Task statement:
Copy the records below in full and leave every image out of the copy.

┌─ Data provided

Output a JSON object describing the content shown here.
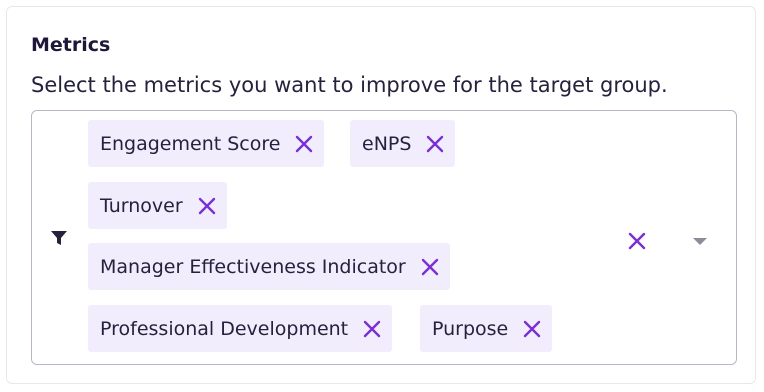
{
  "section": {
    "title": "Metrics",
    "description": "Select the metrics you want to improve for the target group."
  },
  "selector": {
    "icons": {
      "filter": "filter-icon",
      "remove": "close-icon",
      "clear": "clear-all-icon",
      "caret": "caret-down-icon"
    },
    "selected": [
      {
        "label": "Engagement Score"
      },
      {
        "label": "eNPS"
      },
      {
        "label": "Turnover"
      },
      {
        "label": "Manager Effectiveness Indicator"
      },
      {
        "label": "Professional Development"
      },
      {
        "label": "Purpose"
      }
    ]
  },
  "colors": {
    "accent": "#7a2fd4",
    "chip_bg": "#f1edfc",
    "border": "#b9b6c4",
    "text": "#27213d",
    "icon_gray": "#8f8b99"
  }
}
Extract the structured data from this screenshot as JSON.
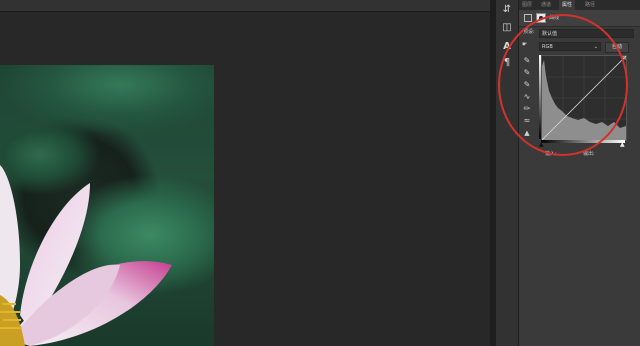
{
  "panel_tabs": [
    "图层",
    "通道",
    "属性",
    "路径"
  ],
  "properties": {
    "title": "曲线",
    "preset_label": "预设:",
    "preset_value": "默认值",
    "channel_value": "RGB",
    "auto_label": "自动",
    "input_label": "输入:",
    "output_label": "输出:"
  },
  "colors": {
    "annotation_ring": "#d0332e",
    "canvas_bg": "#282828",
    "panel_bg": "#3a3a3a"
  },
  "icons": {
    "toolstrip": [
      "adjustments-icon",
      "layers-icon",
      "character-icon",
      "paragraph-icon"
    ],
    "curve_tools": [
      "eyedropper-black-icon",
      "eyedropper-gray-icon",
      "eyedropper-white-icon",
      "curve-point-icon",
      "pencil-icon",
      "smooth-icon",
      "clipping-warning-icon"
    ]
  }
}
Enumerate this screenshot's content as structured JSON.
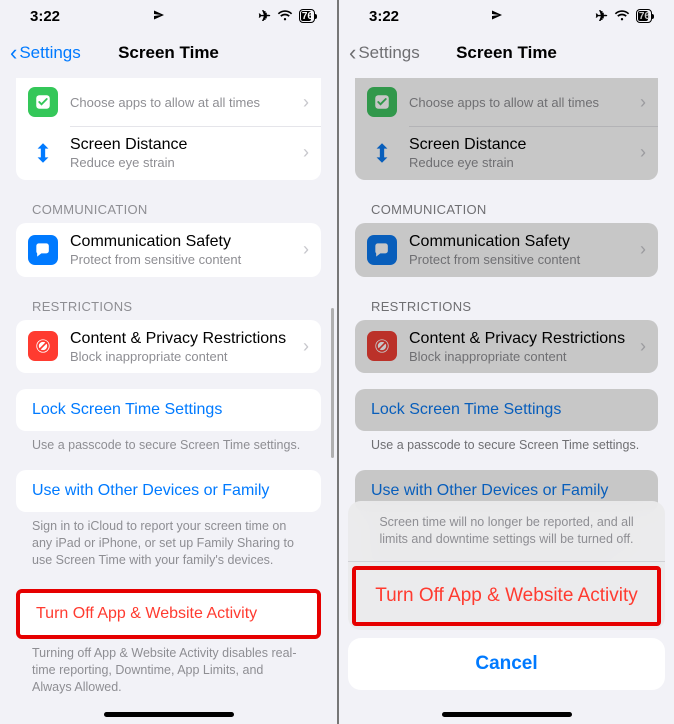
{
  "status": {
    "time": "3:22",
    "battery": "76"
  },
  "nav": {
    "back": "Settings",
    "title": "Screen Time"
  },
  "rows": {
    "always": {
      "sub": "Choose apps to allow at all times"
    },
    "distance": {
      "title": "Screen Distance",
      "sub": "Reduce eye strain"
    },
    "commHeader": "COMMUNICATION",
    "commSafety": {
      "title": "Communication Safety",
      "sub": "Protect from sensitive content"
    },
    "restrHeader": "RESTRICTIONS",
    "contentPriv": {
      "title": "Content & Privacy Restrictions",
      "sub": "Block inappropriate content"
    }
  },
  "links": {
    "lock": "Lock Screen Time Settings",
    "lockFooter": "Use a passcode to secure Screen Time settings.",
    "family": "Use with Other Devices or Family",
    "familyFooter": "Sign in to iCloud to report your screen time on any iPad or iPhone, or set up Family Sharing to use Screen Time with your family's devices.",
    "turnOff": "Turn Off App & Website Activity",
    "turnOffFooter": "Turning off App & Website Activity disables real-time reporting, Downtime, App Limits, and Always Allowed."
  },
  "sheet": {
    "msg": "Screen time will no longer be reported, and all limits and downtime settings will be turned off.",
    "action": "Turn Off App & Website Activity",
    "cancel": "Cancel"
  }
}
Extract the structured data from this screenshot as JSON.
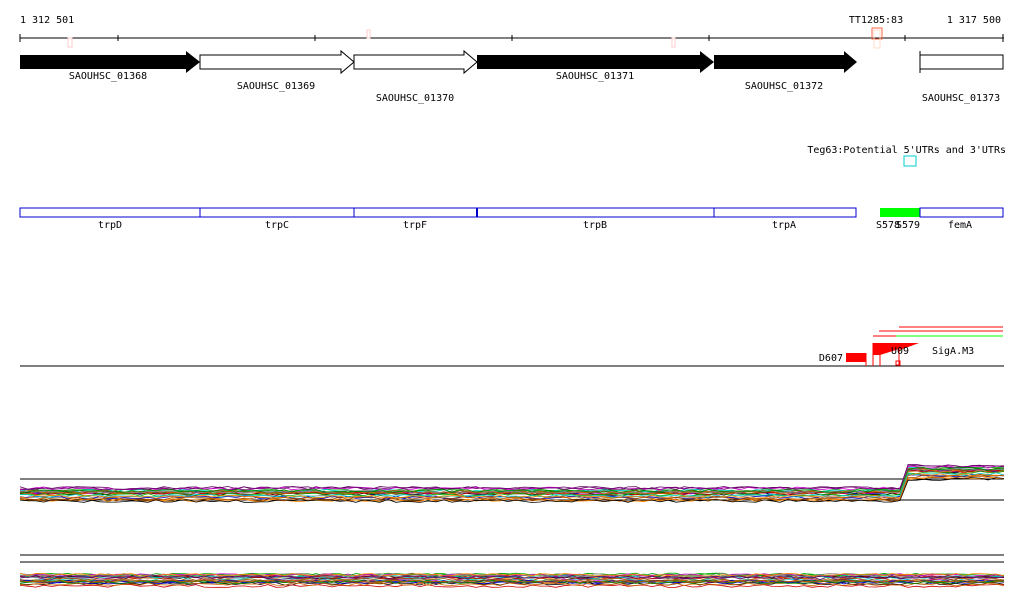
{
  "ruler": {
    "start": "1 312 501",
    "end": "1 317 500",
    "marker": "TT1285:83"
  },
  "genes": [
    {
      "label": "SAOUHSC_01368",
      "filled": true
    },
    {
      "label": "SAOUHSC_01369",
      "filled": false
    },
    {
      "label": "SAOUHSC_01370",
      "filled": false
    },
    {
      "label": "SAOUHSC_01371",
      "filled": true
    },
    {
      "label": "SAOUHSC_01372",
      "filled": true
    },
    {
      "label": "SAOUHSC_01373",
      "filled": false
    }
  ],
  "utr_track": {
    "label": "Teg63:Potential 5'UTRs and 3'UTRs"
  },
  "operons": [
    {
      "label": "trpD"
    },
    {
      "label": "trpC"
    },
    {
      "label": "trpF"
    },
    {
      "label": "trpB"
    },
    {
      "label": "trpA"
    },
    {
      "label": "S578"
    },
    {
      "label": "S579"
    },
    {
      "label": "femA"
    }
  ],
  "features": {
    "d607": "D607",
    "overlap_a": "U09",
    "overlap_b": "SigA.M3"
  },
  "colors": {
    "red": "#ff0000",
    "green": "#00ff00",
    "blue": "#0000cc",
    "cyan": "#00cccc"
  }
}
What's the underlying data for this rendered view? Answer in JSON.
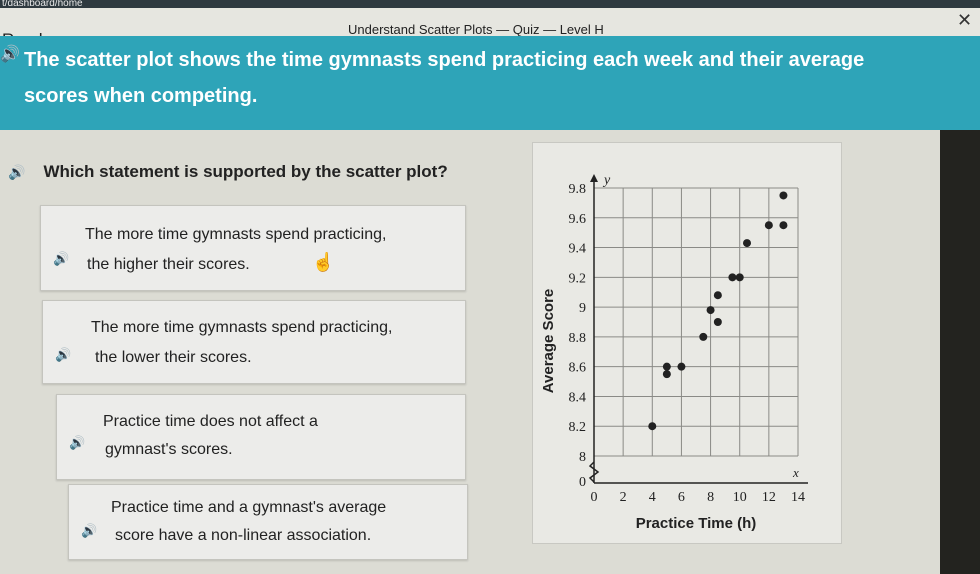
{
  "browser": {
    "url_fragment": "t/dashboard/home"
  },
  "header": {
    "status": "Ready",
    "quiz_title": "Understand Scatter Plots — Quiz — Level H",
    "close_icon": "close-icon"
  },
  "banner": {
    "audio_icon": "speaker-icon",
    "text": "The scatter plot shows the time gymnasts spend practicing each week and their average scores when competing."
  },
  "question": {
    "audio_icon": "speaker-icon",
    "text": "Which statement is supported by the scatter plot?"
  },
  "options": [
    {
      "line1": "The more time gymnasts spend practicing,",
      "line2": "the higher their scores."
    },
    {
      "line1": "The more time gymnasts spend practicing,",
      "line2": "the lower their scores."
    },
    {
      "line1": "Practice time does not affect a",
      "line2": "gymnast's scores."
    },
    {
      "line1": "Practice time and a gymnast's average",
      "line2": "score have a non-linear association."
    }
  ],
  "colors": {
    "accent": "#2ea4b8",
    "point": "#222222"
  },
  "chart_data": {
    "type": "scatter",
    "xlabel": "Practice Time (h)",
    "ylabel": "Average Score",
    "x_var": "x",
    "y_var": "y",
    "x_ticks": [
      "0",
      "2",
      "4",
      "6",
      "8",
      "10",
      "12",
      "14"
    ],
    "y_ticks": [
      "0",
      "8",
      "8.2",
      "8.4",
      "8.6",
      "8.8",
      "9",
      "9.2",
      "9.4",
      "9.6",
      "9.8"
    ],
    "xlim": [
      0,
      14
    ],
    "ylim": [
      8,
      9.8
    ],
    "y_axis_break": true,
    "grid": true,
    "points": [
      {
        "x": 4,
        "y": 8.2
      },
      {
        "x": 5,
        "y": 8.55
      },
      {
        "x": 5,
        "y": 8.6
      },
      {
        "x": 6,
        "y": 8.6
      },
      {
        "x": 7.5,
        "y": 8.8
      },
      {
        "x": 8,
        "y": 8.98
      },
      {
        "x": 8.5,
        "y": 8.9
      },
      {
        "x": 8.5,
        "y": 9.08
      },
      {
        "x": 9.5,
        "y": 9.2
      },
      {
        "x": 10,
        "y": 9.2
      },
      {
        "x": 10.5,
        "y": 9.43
      },
      {
        "x": 12,
        "y": 9.55
      },
      {
        "x": 13,
        "y": 9.55
      },
      {
        "x": 13,
        "y": 9.75
      }
    ]
  }
}
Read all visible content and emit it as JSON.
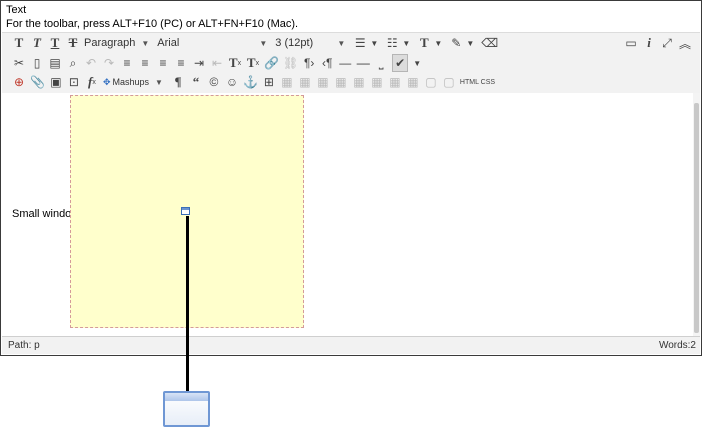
{
  "field": {
    "label": "Text",
    "hint": "For the toolbar, press ALT+F10 (PC) or ALT+FN+F10 (Mac)."
  },
  "toolbar": {
    "row1": {
      "paragraph": "Paragraph",
      "font": "Arial",
      "size": "3 (12pt)"
    },
    "row2": {
      "mashups": "Mashups"
    },
    "row3": {
      "html_css": "HTML CSS"
    }
  },
  "content": {
    "side_label": "Small window"
  },
  "status": {
    "path": "Path: p",
    "words": "Words:2"
  },
  "colors": {
    "yellow_box": "#ffffcc",
    "window_blue": "#6f97d4"
  }
}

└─

Response for this exercise:
Output a JSON object describing the content shown here.
{
  "section": {
    "title": "Metrics",
    "description": "Select the metrics you want to improve for the target group."
  },
  "selector": {
    "icons": {
      "filter": "filter-icon",
      "remove": "close-icon",
      "clear": "clear-all-icon",
      "caret": "caret-down-icon"
    },
    "selected": [
      {
        "label": "Engagement Score"
      },
      {
        "label": "eNPS"
      },
      {
        "label": "Turnover"
      },
      {
        "label": "Manager Effectiveness Indicator"
      },
      {
        "label": "Professional Development"
      },
      {
        "label": "Purpose"
      }
    ]
  },
  "colors": {
    "accent": "#7a2fd4",
    "chip_bg": "#f1edfc",
    "border": "#b9b6c4",
    "text": "#27213d",
    "icon_gray": "#8f8b99"
  }
}
Extract the structured data from this screenshot as JSON.
{
  "panel_tabs": [
    "图层",
    "通道",
    "属性",
    "路径"
  ],
  "properties": {
    "title": "曲线",
    "preset_label": "预设:",
    "preset_value": "默认值",
    "channel_value": "RGB",
    "auto_label": "自动",
    "input_label": "输入:",
    "output_label": "输出:"
  },
  "colors": {
    "annotation_ring": "#d0332e",
    "canvas_bg": "#282828",
    "panel_bg": "#3a3a3a"
  },
  "icons": {
    "toolstrip": [
      "adjustments-icon",
      "layers-icon",
      "character-icon",
      "paragraph-icon"
    ],
    "curve_tools": [
      "eyedropper-black-icon",
      "eyedropper-gray-icon",
      "eyedropper-white-icon",
      "curve-point-icon",
      "pencil-icon",
      "smooth-icon",
      "clipping-warning-icon"
    ]
  }
}
Enumerate this screenshot's content as structured JSON.
{
  "status": {
    "time": "3:22",
    "battery": "76"
  },
  "nav": {
    "back": "Settings",
    "title": "Screen Time"
  },
  "rows": {
    "always": {
      "sub": "Choose apps to allow at all times"
    },
    "distance": {
      "title": "Screen Distance",
      "sub": "Reduce eye strain"
    },
    "commHeader": "COMMUNICATION",
    "commSafety": {
      "title": "Communication Safety",
      "sub": "Protect from sensitive content"
    },
    "restrHeader": "RESTRICTIONS",
    "contentPriv": {
      "title": "Content & Privacy Restrictions",
      "sub": "Block inappropriate content"
    }
  },
  "links": {
    "lock": "Lock Screen Time Settings",
    "lockFooter": "Use a passcode to secure Screen Time settings.",
    "family": "Use with Other Devices or Family",
    "familyFooter": "Sign in to iCloud to report your screen time on any iPad or iPhone, or set up Family Sharing to use Screen Time with your family's devices.",
    "turnOff": "Turn Off App & Website Activity",
    "turnOffFooter": "Turning off App & Website Activity disables real-time reporting, Downtime, App Limits, and Always Allowed."
  },
  "sheet": {
    "msg": "Screen time will no longer be reported, and all limits and downtime settings will be turned off.",
    "action": "Turn Off App & Website Activity",
    "cancel": "Cancel"
  }
}
Extract the structured data from this screenshot as JSON.
{
  "ruler": {
    "start": "1 312 501",
    "end": "1 317 500",
    "marker": "TT1285:83"
  },
  "genes": [
    {
      "label": "SAOUHSC_01368",
      "filled": true
    },
    {
      "label": "SAOUHSC_01369",
      "filled": false
    },
    {
      "label": "SAOUHSC_01370",
      "filled": false
    },
    {
      "label": "SAOUHSC_01371",
      "filled": true
    },
    {
      "label": "SAOUHSC_01372",
      "filled": true
    },
    {
      "label": "SAOUHSC_01373",
      "filled": false
    }
  ],
  "utr_track": {
    "label": "Teg63:Potential 5'UTRs and 3'UTRs"
  },
  "operons": [
    {
      "label": "trpD"
    },
    {
      "label": "trpC"
    },
    {
      "label": "trpF"
    },
    {
      "label": "trpB"
    },
    {
      "label": "trpA"
    },
    {
      "label": "S578"
    },
    {
      "label": "S579"
    },
    {
      "label": "femA"
    }
  ],
  "features": {
    "d607": "D607",
    "overlap_a": "U09",
    "overlap_b": "SigA.M3"
  },
  "colors": {
    "red": "#ff0000",
    "green": "#00ff00",
    "blue": "#0000cc",
    "cyan": "#00cccc"
  }
}
What's the underlying data for this rendered view? Answer in JSON.
{
  "browser": {
    "url_fragment": "t/dashboard/home"
  },
  "header": {
    "status": "Ready",
    "quiz_title": "Understand Scatter Plots — Quiz — Level H",
    "close_icon": "close-icon"
  },
  "banner": {
    "audio_icon": "speaker-icon",
    "text": "The scatter plot shows the time gymnasts spend practicing each week and their average scores when competing."
  },
  "question": {
    "audio_icon": "speaker-icon",
    "text": "Which statement is supported by the scatter plot?"
  },
  "options": [
    {
      "line1": "The more time gymnasts spend practicing,",
      "line2": "the higher their scores."
    },
    {
      "line1": "The more time gymnasts spend practicing,",
      "line2": "the lower their scores."
    },
    {
      "line1": "Practice time does not affect a",
      "line2": "gymnast's scores."
    },
    {
      "line1": "Practice time and a gymnast's average",
      "line2": "score have a non-linear association."
    }
  ],
  "colors": {
    "accent": "#2ea4b8",
    "point": "#222222"
  },
  "chart_data": {
    "type": "scatter",
    "xlabel": "Practice Time (h)",
    "ylabel": "Average Score",
    "x_var": "x",
    "y_var": "y",
    "x_ticks": [
      "0",
      "2",
      "4",
      "6",
      "8",
      "10",
      "12",
      "14"
    ],
    "y_ticks": [
      "0",
      "8",
      "8.2",
      "8.4",
      "8.6",
      "8.8",
      "9",
      "9.2",
      "9.4",
      "9.6",
      "9.8"
    ],
    "xlim": [
      0,
      14
    ],
    "ylim": [
      8,
      9.8
    ],
    "y_axis_break": true,
    "grid": true,
    "points": [
      {
        "x": 4,
        "y": 8.2
      },
      {
        "x": 5,
        "y": 8.55
      },
      {
        "x": 5,
        "y": 8.6
      },
      {
        "x": 6,
        "y": 8.6
      },
      {
        "x": 7.5,
        "y": 8.8
      },
      {
        "x": 8,
        "y": 8.98
      },
      {
        "x": 8.5,
        "y": 8.9
      },
      {
        "x": 8.5,
        "y": 9.08
      },
      {
        "x": 9.5,
        "y": 9.2
      },
      {
        "x": 10,
        "y": 9.2
      },
      {
        "x": 10.5,
        "y": 9.43
      },
      {
        "x": 12,
        "y": 9.55
      },
      {
        "x": 13,
        "y": 9.55
      },
      {
        "x": 13,
        "y": 9.75
      }
    ]
  }
}
Read all visible content and emit it as JSON.
{
  "field": {
    "label": "Text",
    "hint": "For the toolbar, press ALT+F10 (PC) or ALT+FN+F10 (Mac)."
  },
  "toolbar": {
    "row1": {
      "paragraph": "Paragraph",
      "font": "Arial",
      "size": "3 (12pt)"
    },
    "row2": {
      "mashups": "Mashups"
    },
    "row3": {
      "html_css": "HTML CSS"
    }
  },
  "content": {
    "side_label": "Small window"
  },
  "status": {
    "path": "Path: p",
    "words": "Words:2"
  },
  "colors": {
    "yellow_box": "#ffffcc",
    "window_blue": "#6f97d4"
  }
}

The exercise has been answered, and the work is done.